In a move that may indicate the beginning of a new wave of activity in the business intelligence (BI) market, Oracle has announced its intention to acquire Endeca. Founded in 1999, Endeca originally focused on search capabilities for online commerce. Users selected a product attribute, and the software automatically revised the remaining selection criteria based on products matching the previous selection. We have been covering Endeca as part of the BI and information applications marketing. For instance, if the products only come in one color, the color attribute would be removed from the selection criteria and possibly replaced by other relevant criteria. Most of us take this behavior for granted as it has been adopted or imitated by many e-commerce sites and other Web properties.
More recently Endeca began applying its search and navigation capabilities to the business intelligence market with the introduction of Latitude which it positioned as a separate product line from its InFront e-commerce products to gain flexibility in rolling out new features. Both product lines were mentioned as being valuable in the acquisition process, but in my opinion without Latitude the deal would not have happened.
As I’ve written before, end users understand and prefer search-based navigation, popularized by Google. BI vendors long since incorporated search capabilities into their products. However, BI search capabilities have been limited largely to structured data and metadata. Endeca cracked the code for searching both structured and unstructured data at an auspicious time. The proliferation of unstructured data has occurred in conjunction with explosive Internet use and the rise of Hadoop to manage large volumes. Our recent benchmark research shows that Hadoop users often work with unstructured data. In August Endeca announced that it had expanded Latitude to support Hadoop.
Congratulations to the Endeca team: They spotted an opportunity and created an innovative solution leading to its acquisition.
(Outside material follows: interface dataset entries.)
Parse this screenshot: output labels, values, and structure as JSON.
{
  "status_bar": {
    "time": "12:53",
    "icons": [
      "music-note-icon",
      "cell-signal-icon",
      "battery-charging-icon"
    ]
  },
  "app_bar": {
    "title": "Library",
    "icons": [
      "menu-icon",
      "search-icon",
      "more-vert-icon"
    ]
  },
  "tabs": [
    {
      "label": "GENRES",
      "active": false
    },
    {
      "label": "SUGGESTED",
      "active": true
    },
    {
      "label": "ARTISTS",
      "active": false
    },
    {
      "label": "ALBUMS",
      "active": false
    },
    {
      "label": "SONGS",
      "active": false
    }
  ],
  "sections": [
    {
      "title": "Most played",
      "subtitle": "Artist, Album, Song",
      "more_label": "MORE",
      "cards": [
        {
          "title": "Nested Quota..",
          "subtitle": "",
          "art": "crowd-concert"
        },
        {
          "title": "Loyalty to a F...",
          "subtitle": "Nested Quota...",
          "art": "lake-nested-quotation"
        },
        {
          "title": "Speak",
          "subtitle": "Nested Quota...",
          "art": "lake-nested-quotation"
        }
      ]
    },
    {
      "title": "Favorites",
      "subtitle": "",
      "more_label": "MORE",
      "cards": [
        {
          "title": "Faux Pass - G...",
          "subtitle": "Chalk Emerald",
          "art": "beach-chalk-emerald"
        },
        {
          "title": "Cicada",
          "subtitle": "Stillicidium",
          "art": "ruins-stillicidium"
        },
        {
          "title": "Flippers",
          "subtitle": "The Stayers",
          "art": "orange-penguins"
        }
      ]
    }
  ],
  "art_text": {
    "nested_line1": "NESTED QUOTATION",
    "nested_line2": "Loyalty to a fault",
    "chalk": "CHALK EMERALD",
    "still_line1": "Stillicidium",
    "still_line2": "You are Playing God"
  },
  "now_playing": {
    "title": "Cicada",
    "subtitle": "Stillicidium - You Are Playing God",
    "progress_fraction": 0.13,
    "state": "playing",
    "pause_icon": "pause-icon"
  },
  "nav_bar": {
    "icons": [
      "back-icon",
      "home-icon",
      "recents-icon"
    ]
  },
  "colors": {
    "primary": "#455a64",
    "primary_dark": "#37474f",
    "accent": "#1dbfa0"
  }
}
Beyond that success, there are implications for the broader market. We identified the importance of search capabilities and the need for business to assemble information into what our firm has defined as Information Applications for which our Information Applications benchmark research validated. I expect to see more activity and investment in making it easier for organizations to leverage unstructured data. Several other companies are drawing attention in this context. My colleague Mark Smith has written about Datawatch which has technology for extracting information from Adobe Acrobat, HTML and XML documents. Actuate acquired Xenos to incorporate similar capabilities as part of its BI product line and to be part of the larger demand for information and not just analytics. With its $10 billion valuation, the pending HP-Autonomy deal suggests that the importance of handling unstructured data has not yet peaked at least in the eyes of one investor which also is in the business of providing information based applications to its customers. Another company, MarkLogic, that my colleague assessed recently has also seen significant growth.
Venture capitalists also are likely to invest more in this market. They tend to flock toward segments where some success has been proven but has not yet gone mainstream. As part of their portfolios of investments, many VCs want to have one or more companies that compete in the same market. The presence of more investment will also draw more startups into this segment, and thus the cycle of investment and acquisition will continue as suggested in my post on the software ecosystem. The result for enterprises will be positive as software companies deliver more information applications capable of helping them navigate more easily through increasing volumes of structured and unstructured information. Oracle is not new to information and applications, so the Endeca acquisition will compliment its Fusion middleware efforts that has been continuing to expand its footprint.